On this day in 1938 Otto Hahn discovered the nuclear fission, the process by which the nucleus of an atom is broken apart to produce enormous amounts of energy. In 1944 The Nation published an article by the Canadian chemist Orlando Aloysius Battista, “Atoms at Work,” explaining some of the fascinating new developments in the field of nuclear physics. Hahn became an outspoken opponent of the use of nuclear fission for the purpose of creating catastrophically deadly weapons.

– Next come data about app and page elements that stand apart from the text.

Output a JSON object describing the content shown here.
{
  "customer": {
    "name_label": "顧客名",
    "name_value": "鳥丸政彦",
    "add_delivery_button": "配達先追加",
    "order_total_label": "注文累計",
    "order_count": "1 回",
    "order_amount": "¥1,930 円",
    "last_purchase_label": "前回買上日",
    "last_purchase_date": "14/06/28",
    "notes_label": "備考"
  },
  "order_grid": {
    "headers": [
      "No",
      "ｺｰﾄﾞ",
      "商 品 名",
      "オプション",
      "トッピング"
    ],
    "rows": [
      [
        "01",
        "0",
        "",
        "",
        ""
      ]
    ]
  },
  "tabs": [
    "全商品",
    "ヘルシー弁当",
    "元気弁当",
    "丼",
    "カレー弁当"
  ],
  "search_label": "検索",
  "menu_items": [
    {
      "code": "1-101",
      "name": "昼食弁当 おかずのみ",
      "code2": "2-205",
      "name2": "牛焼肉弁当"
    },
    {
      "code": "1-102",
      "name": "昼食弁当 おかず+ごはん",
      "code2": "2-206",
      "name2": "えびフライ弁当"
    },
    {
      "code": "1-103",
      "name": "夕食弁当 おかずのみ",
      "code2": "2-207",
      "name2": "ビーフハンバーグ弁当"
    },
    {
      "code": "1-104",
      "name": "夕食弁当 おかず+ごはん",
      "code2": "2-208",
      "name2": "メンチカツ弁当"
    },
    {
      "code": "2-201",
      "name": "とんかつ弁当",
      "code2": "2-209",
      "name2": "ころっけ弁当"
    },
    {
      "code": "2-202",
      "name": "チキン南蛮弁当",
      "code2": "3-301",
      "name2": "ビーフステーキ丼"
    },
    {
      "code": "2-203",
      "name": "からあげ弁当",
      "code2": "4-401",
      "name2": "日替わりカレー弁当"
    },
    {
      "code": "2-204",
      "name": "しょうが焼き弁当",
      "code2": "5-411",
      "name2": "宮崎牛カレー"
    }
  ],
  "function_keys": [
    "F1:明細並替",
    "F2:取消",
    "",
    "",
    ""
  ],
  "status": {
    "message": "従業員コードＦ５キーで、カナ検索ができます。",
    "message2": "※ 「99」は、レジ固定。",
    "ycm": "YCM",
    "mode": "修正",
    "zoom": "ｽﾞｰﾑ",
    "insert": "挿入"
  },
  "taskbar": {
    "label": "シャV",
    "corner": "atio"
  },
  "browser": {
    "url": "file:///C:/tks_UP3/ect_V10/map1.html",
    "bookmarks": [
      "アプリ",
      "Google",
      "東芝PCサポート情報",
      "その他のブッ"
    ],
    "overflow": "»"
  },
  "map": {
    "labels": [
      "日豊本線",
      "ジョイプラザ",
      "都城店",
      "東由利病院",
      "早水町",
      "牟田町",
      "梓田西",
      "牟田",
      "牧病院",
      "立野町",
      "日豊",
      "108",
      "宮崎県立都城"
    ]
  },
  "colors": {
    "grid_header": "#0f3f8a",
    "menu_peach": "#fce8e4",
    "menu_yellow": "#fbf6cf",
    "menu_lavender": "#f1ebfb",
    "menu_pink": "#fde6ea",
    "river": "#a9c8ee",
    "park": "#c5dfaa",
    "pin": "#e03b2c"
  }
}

During the past decade or two scientists have literally exploded the atom and in so doing have brought to light many phenomenal universes never dreamed of before. By a rather simple calculation, if you know how to make it, it can be shown that the air which occupies the finger space in a thimble contains at least thirty billion molecules. If all the clocks in the world were kept wound up, it would take them a hundred centuries or more to tick out the number of atoms in a single drop of rain water. If you were able to count the atoms on the surface of a speck of dust which could be seen only under a microscope, you would find they numbered millions. So when we talk about atoms we are talking about infinitesimally small particles of matter, particles so small that man will never be able to see them no matter how powerful he may build his microscopes.

Fifty years ago these atoms were looked upon by the world’s foremost scientists as hard, discrete, indivisible particles of matter which formed the building bricks of everything in the universe. But the concept of the structure of matter that had held sway for some twenty-five centuries crumbled into myth when such men as Thomson, Rutherford, Lawrence, and a host of others published the results of their researches. Today we know with the certainty that comes from reliable experimental evidence that each little atom is a veritable universe in itself, having a sun-like nucleus at its center and many planetary electrons—units of pure electricity—whirling about this core at speeds exceeding those of many planets in their orbits.…

A glance at a few of the momentous discoveries made by our atom-smashing scientists delving into matter with electric rays instead of microscopes shows the possibilities of further work in this field. We know now, for example, that all matter, even the armor-plate on our battleships, is literally full of holes. It has been proved beyond question that 99.9 per cent of the mass of all matter is concentrated at a mathematical point in the center of each atom universe. This leaves so much free space inside the atom that the core, which contains all the weight, may be compared to an orange suspended in the center of Radio City Music Hall. The human body is so full of empty spaces that if we removed all of them from Joe Louis he would shrink to the size of an aspirin tablet.…

The atom also offers us unlimited stores of energy. Physicists have authoritatively proclaimed that there is enough useful energy locked up in a jug of water to furnish more than a billion kilowatt-hours of electric power. The extraction of energy from the atom has up to now been accomplished only in a very small way. The difficulties to be overcome in this field of atomic utility are far more obstinate than those encountered in adapting radioactive substances for use in medicine, biochemistry, or genetics. Nevertheless, there is definite promise that some day it will be possible to extract and control atomic energy. Thus the remarkable work of atomic scientists is benefiting mankind in a thousand ways, and the inspiring fact is that this work has only begun.

December 17, 1938

To mark The Nation’s 150th anniversary, every morning this year The Almanac will highlight something that happened that day in history and how The Nation covered it. Get The Almanac every day (or every week) by signing up to the e-mail newsletter.